RALEIGH, N.C. -- The Republican-controlled General Assembly is planning rare weekend floor sessions to handle two vetoes by Democratic Gov. Roy Cooper.
House Speaker Tim Moore said Monday he expected the House and Senate to return for veto-override debates and votes this Saturday. Moore says conflicting summer schedules made Saturday best.
Last Friday, Cooper vetoed bills that alter North Carolina ballot language for constitutional referenda and a state Supreme Court race this fall.
"The problem with the captions is not that they say constitutional amendment, it's the language of the amendments that's very misleading," said House Democratic leader Darren Jackson. "They don't reflect what the actual law does and that's the problem of not posting the whole constitutional amendment on the ballot."
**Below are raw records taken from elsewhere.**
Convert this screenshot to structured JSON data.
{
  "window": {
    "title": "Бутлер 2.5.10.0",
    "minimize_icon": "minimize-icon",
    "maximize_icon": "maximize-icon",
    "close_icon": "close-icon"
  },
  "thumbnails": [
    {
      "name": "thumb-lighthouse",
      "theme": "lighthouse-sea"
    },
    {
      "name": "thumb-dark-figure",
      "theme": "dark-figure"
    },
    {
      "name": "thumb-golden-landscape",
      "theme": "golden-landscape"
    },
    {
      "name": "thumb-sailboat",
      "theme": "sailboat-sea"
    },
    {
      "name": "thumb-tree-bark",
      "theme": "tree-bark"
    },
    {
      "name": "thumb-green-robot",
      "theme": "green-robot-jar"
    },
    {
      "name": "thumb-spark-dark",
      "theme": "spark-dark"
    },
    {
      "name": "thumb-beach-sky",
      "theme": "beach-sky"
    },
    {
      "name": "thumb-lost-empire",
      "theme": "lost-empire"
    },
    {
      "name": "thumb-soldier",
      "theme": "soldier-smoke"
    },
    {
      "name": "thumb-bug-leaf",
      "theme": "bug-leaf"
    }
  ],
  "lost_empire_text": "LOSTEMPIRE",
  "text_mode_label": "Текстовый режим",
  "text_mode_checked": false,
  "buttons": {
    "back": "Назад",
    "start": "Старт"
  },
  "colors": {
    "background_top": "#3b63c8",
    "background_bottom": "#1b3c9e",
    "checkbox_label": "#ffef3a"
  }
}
One prevents a Supreme Court hopeful who switched parties just before candidate filing from having any party label next to his name on the ballot.
Jackson contended Republicans are meeting Saturday so it's harder for the candidate to sue because of the label change with a ballot printing deadlines approaching.
"If they wait until this weekend to act, anybody who would want to challenge would only have Monday and part of Tuesday to file a lawsuit, get into court, get it heard before a judge and get an injunction. It just cuts down the time," Jackson said. "It's a bad process. I hope people will see through and that they will do their due diligence on the constitutional amendments."
Moore said that' issue was not a consideration.
On Friday, Moore and Senate Leader Phil Berger, R-Rockingham, issued a joint statement vowing to override the governor's vetoes:
"The governor's outlandish claim that labeling proposed constitutional amendments as 'Constitutional Amendments,' and conforming the filing requirements for judicial candidates to every other public office in the state, is somehow "rigging the system" is a poor attempt to protect political gamesmanship by his party. We will override these vetoes to deliver clear and consistent voter information on ballots this November."